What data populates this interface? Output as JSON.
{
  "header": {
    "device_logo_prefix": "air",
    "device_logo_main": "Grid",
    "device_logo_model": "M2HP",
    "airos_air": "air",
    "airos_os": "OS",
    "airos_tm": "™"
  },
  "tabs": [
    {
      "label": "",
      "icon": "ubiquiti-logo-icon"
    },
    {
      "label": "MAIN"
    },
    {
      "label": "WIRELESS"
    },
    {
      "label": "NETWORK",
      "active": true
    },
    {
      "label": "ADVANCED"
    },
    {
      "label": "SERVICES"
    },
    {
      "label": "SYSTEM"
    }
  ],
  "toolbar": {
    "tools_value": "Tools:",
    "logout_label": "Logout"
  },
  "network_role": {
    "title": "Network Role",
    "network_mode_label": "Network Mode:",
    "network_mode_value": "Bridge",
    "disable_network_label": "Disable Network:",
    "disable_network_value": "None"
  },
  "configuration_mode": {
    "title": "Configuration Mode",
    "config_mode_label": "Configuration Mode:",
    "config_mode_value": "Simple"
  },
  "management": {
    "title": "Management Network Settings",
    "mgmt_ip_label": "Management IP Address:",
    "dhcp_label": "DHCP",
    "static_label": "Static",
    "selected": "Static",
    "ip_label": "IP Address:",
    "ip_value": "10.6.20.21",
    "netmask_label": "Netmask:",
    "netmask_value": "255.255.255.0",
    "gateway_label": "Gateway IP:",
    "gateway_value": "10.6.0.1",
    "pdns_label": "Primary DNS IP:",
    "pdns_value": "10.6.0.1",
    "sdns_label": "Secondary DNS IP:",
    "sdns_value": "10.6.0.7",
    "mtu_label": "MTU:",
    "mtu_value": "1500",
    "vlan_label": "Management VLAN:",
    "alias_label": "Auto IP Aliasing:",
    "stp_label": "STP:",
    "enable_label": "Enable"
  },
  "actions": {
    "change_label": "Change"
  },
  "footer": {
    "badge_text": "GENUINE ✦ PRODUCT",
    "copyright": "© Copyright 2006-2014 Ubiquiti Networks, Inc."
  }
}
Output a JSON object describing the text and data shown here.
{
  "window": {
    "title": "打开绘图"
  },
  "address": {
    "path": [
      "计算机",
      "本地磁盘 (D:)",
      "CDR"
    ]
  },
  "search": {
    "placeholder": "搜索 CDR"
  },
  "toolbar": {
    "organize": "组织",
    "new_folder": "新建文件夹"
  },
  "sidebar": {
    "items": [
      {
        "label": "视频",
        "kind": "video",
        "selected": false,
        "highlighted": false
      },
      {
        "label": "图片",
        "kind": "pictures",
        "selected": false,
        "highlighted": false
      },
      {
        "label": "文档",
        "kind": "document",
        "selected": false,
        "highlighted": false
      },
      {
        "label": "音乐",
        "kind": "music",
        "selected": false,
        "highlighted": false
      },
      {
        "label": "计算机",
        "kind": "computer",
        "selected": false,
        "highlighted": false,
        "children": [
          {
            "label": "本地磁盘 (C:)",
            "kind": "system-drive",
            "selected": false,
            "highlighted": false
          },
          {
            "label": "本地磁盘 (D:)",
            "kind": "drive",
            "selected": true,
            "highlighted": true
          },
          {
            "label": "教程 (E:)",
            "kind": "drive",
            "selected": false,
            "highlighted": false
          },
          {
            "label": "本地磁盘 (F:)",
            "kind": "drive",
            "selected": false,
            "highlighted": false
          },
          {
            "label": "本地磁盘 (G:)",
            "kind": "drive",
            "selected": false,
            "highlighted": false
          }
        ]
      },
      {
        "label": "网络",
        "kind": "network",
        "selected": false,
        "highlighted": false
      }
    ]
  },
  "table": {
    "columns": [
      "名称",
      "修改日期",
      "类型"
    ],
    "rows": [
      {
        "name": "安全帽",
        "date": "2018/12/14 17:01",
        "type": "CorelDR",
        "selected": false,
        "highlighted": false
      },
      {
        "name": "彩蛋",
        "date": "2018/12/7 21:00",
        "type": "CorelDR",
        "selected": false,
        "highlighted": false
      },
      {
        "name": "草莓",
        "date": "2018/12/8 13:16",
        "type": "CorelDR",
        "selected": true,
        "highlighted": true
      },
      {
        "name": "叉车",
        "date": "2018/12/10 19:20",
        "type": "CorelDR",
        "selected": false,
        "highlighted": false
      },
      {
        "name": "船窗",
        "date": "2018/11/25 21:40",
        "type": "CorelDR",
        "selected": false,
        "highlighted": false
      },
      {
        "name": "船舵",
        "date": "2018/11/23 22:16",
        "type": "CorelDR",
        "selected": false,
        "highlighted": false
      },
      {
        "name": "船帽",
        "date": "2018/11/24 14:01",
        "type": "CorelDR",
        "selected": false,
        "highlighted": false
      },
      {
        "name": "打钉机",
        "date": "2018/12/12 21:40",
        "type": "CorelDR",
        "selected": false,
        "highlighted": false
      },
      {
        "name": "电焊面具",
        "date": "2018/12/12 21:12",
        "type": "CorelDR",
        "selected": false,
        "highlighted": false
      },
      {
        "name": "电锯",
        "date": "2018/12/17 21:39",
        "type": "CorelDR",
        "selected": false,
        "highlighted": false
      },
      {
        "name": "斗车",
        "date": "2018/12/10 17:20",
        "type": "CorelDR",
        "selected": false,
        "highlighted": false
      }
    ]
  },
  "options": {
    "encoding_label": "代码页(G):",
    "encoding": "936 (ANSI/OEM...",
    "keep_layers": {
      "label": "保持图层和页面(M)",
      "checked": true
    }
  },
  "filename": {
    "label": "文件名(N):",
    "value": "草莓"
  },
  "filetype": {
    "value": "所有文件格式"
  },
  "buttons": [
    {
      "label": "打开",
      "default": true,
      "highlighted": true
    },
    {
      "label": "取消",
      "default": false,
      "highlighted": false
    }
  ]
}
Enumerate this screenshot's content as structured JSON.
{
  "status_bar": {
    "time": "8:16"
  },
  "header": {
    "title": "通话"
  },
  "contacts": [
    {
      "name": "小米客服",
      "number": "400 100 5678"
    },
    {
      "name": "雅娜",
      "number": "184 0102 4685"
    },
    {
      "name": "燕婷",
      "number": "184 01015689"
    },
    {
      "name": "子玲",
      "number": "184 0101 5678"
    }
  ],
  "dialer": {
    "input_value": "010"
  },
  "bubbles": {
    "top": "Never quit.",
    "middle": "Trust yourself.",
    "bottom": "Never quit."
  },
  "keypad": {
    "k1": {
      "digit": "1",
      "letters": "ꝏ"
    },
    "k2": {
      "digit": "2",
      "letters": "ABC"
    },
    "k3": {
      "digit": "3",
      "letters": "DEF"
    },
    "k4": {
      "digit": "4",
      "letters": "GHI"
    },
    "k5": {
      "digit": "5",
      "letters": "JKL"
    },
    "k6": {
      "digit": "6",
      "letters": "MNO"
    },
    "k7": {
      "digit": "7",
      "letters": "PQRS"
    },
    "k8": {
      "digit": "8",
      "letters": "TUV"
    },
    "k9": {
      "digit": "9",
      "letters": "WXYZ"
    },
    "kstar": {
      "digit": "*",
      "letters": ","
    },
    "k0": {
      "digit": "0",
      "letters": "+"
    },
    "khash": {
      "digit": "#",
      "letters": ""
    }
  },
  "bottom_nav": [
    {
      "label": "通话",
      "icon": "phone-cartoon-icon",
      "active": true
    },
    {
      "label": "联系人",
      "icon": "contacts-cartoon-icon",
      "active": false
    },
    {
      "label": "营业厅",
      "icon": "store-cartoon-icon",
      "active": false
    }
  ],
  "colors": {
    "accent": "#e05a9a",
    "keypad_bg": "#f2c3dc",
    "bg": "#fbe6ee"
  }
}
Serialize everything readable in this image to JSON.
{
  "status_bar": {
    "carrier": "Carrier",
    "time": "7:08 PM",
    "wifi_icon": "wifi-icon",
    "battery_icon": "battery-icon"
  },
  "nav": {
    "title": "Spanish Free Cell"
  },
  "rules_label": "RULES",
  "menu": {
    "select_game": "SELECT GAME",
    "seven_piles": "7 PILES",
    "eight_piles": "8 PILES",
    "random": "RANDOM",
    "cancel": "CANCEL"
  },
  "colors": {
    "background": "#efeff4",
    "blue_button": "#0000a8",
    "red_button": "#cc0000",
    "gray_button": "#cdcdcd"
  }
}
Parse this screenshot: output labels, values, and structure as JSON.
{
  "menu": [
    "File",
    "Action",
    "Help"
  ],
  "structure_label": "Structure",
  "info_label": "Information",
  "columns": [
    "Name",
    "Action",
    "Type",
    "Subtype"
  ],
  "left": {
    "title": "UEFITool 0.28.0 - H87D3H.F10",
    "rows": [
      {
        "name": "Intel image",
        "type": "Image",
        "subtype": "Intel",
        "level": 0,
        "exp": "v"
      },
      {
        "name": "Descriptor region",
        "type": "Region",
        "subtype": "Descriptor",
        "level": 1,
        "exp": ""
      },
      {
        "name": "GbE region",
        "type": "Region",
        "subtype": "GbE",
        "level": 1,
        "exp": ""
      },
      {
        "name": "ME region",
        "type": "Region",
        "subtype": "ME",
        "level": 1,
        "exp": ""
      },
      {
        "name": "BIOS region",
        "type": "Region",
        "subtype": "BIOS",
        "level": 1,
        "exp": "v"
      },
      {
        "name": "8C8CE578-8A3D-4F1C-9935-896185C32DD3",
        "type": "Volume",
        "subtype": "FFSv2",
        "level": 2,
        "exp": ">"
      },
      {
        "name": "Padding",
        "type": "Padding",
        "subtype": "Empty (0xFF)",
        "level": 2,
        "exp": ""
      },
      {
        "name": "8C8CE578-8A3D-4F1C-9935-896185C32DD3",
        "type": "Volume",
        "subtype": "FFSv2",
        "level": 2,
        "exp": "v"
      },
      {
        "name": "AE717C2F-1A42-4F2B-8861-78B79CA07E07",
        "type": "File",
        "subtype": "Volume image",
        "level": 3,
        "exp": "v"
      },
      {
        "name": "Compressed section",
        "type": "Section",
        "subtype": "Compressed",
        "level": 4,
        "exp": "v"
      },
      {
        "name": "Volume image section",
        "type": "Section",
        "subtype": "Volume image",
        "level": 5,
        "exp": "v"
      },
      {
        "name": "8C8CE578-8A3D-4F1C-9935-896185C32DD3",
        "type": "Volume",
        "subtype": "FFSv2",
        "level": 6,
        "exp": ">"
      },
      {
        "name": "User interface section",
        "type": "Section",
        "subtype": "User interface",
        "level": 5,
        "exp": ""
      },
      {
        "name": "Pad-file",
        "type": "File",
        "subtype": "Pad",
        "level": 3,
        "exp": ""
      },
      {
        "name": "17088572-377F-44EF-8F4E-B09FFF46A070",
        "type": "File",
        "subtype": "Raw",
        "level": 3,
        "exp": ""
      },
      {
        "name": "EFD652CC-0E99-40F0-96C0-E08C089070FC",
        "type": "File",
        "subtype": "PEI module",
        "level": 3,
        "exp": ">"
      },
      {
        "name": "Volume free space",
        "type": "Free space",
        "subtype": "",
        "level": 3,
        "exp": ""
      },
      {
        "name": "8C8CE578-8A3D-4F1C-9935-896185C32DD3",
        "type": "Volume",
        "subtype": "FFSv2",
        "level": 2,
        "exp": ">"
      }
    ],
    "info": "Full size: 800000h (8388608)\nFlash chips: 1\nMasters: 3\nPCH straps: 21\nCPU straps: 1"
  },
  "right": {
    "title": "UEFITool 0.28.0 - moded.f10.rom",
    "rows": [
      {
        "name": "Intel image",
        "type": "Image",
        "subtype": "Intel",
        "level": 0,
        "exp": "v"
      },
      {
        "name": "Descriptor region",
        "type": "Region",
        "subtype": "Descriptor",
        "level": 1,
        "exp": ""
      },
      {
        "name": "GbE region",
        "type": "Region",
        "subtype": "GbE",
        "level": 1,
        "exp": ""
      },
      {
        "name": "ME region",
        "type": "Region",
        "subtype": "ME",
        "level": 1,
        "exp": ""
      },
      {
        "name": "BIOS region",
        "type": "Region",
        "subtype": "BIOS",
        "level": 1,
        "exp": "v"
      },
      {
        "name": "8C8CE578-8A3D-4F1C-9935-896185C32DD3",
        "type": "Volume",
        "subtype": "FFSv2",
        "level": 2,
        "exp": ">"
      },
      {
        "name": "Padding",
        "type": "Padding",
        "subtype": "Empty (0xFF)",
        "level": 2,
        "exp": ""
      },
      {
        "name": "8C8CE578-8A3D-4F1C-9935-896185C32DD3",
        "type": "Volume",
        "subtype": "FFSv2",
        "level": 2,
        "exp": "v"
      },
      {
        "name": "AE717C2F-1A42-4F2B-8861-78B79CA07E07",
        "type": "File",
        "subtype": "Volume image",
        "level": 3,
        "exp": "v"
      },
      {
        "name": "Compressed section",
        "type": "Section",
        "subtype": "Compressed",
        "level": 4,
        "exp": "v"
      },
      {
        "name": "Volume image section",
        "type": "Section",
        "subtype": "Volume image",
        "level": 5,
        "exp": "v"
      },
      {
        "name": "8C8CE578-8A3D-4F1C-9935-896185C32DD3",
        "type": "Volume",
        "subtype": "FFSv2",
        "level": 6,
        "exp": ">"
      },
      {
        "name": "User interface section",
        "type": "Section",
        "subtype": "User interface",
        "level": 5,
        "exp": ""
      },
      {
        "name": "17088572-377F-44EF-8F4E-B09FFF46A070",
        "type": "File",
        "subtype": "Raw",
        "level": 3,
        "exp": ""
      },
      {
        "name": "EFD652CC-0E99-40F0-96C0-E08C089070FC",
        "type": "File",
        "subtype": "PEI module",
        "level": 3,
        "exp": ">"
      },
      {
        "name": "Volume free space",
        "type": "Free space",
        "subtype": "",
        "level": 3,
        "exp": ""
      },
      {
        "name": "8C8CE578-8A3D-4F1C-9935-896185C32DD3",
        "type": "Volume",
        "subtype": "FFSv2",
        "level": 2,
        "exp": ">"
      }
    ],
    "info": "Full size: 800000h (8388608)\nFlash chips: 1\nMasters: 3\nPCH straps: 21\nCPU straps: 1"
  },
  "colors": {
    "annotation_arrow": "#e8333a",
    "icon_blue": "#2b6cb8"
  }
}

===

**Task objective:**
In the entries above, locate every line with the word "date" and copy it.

**Answer to the problem:**
        "date": "2018/12/14 17:01",
        "date": "2018/12/7 21:00",
        "date": "2018/12/8 13:16",
        "date": "2018/12/10 19:20",
        "date": "2018/11/25 21:40",
        "date": "2018/11/23 22:16",
        "date": "2018/11/24 14:01",
        "date": "2018/12/12 21:40",
        "date": "2018/12/12 21:12",
        "date": "2018/12/17 21:39",
        "date": "2018/12/10 17:20",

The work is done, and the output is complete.